Problem description:
Your answer must be every line of the data below that holds the string "transfer", copied exactly.

Element data from apps and pages
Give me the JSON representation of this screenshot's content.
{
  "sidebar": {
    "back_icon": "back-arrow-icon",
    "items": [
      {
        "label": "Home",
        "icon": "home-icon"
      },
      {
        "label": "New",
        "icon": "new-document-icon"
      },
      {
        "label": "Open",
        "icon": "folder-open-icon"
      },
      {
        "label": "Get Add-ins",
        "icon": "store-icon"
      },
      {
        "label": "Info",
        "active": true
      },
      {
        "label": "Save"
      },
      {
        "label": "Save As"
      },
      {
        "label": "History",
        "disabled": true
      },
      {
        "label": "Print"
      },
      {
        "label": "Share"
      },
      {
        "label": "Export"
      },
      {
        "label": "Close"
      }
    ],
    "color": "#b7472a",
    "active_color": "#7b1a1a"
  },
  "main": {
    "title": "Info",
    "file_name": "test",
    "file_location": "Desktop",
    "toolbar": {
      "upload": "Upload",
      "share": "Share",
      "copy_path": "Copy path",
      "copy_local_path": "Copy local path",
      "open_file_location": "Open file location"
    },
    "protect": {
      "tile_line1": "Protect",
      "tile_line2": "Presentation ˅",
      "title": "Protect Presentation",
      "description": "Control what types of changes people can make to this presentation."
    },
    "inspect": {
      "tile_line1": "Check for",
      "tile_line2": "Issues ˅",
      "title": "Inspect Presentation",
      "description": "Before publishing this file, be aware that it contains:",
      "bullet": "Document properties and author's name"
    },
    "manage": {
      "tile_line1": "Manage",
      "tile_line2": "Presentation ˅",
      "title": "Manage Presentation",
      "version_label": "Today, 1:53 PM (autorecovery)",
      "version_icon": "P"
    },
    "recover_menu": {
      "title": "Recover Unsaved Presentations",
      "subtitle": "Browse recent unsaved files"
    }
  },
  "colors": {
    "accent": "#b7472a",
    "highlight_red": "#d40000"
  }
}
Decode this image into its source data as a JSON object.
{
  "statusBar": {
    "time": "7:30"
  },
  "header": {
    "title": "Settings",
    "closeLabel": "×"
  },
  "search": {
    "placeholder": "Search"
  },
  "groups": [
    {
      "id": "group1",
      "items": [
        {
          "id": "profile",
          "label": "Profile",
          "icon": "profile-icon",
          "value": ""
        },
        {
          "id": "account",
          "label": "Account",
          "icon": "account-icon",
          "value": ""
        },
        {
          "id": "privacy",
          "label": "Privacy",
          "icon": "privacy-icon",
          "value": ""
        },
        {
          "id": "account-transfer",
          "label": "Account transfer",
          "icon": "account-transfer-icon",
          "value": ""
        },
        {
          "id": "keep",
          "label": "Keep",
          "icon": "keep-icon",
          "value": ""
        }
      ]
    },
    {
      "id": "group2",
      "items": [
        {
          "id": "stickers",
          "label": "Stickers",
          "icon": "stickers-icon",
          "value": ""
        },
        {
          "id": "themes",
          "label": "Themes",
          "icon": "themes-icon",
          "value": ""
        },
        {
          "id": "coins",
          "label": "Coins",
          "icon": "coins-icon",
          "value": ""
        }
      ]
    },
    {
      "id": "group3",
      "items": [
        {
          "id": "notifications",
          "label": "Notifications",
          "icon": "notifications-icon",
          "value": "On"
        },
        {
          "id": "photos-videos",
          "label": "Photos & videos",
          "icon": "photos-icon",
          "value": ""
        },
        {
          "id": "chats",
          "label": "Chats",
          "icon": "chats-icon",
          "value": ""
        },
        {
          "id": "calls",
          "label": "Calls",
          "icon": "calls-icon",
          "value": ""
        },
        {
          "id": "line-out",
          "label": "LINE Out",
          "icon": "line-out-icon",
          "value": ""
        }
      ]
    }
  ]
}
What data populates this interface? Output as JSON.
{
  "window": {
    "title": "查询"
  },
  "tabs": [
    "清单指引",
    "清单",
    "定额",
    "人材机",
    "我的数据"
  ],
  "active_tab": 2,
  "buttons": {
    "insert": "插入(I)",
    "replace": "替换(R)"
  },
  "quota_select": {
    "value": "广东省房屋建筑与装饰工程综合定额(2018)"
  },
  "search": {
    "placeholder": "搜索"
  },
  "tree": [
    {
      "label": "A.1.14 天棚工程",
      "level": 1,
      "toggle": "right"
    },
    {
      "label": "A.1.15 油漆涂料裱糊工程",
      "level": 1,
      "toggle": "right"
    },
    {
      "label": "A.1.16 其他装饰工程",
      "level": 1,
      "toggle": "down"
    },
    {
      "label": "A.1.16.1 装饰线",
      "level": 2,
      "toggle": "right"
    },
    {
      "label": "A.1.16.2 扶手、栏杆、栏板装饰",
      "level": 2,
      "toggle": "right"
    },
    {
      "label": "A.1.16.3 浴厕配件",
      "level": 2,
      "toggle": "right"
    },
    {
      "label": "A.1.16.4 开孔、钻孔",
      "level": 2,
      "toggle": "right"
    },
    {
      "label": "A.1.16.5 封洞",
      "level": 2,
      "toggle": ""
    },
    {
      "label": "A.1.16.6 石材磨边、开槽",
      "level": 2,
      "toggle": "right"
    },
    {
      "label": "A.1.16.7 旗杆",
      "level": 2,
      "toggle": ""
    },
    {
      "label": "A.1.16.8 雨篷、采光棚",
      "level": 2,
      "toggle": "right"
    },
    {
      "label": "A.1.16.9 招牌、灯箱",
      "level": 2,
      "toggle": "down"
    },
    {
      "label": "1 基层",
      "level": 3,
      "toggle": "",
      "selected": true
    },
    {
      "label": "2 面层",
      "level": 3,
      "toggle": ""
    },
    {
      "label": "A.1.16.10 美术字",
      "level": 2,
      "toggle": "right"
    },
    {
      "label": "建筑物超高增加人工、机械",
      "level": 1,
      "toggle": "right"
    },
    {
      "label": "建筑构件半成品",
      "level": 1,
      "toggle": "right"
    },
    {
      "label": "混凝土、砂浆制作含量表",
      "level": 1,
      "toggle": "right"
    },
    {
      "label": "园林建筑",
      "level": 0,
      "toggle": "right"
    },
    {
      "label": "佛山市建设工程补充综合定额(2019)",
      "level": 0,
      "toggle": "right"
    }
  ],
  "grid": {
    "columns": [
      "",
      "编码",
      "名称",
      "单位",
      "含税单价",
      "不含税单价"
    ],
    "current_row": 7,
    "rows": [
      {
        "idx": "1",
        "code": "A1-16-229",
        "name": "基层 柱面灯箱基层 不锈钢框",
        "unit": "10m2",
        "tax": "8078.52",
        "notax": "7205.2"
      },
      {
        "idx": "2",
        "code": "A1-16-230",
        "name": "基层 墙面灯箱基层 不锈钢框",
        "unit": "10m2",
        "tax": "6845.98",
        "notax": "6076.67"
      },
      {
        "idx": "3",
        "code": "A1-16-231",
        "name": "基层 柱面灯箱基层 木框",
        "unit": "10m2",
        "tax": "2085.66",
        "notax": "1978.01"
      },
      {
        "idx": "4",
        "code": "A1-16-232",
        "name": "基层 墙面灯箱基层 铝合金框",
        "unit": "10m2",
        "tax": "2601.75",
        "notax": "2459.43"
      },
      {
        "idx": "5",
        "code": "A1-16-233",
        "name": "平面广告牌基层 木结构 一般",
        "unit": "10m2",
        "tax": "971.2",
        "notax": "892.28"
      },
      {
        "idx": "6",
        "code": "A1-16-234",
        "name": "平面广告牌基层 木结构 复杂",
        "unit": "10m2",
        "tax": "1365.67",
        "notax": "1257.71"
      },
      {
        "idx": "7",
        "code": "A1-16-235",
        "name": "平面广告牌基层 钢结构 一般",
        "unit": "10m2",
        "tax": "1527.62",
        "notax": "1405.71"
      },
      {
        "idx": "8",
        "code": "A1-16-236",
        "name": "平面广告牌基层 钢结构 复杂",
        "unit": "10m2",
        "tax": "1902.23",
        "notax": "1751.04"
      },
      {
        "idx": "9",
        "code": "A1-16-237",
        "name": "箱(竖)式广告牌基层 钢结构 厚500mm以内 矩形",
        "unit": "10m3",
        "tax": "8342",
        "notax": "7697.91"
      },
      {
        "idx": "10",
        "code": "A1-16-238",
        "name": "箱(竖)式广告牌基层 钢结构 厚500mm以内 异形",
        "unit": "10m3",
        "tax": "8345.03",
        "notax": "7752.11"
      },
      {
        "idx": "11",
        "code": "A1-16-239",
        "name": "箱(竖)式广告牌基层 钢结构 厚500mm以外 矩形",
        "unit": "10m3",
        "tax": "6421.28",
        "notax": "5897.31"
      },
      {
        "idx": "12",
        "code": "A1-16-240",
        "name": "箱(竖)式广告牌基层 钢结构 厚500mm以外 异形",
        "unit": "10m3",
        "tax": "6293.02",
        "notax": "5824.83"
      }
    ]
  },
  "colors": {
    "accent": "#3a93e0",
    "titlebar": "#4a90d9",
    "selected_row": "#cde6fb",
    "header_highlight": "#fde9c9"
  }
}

Result for this task:
          "id": "account-transfer",
          "label": "Account transfer",
          "icon": "account-transfer-icon",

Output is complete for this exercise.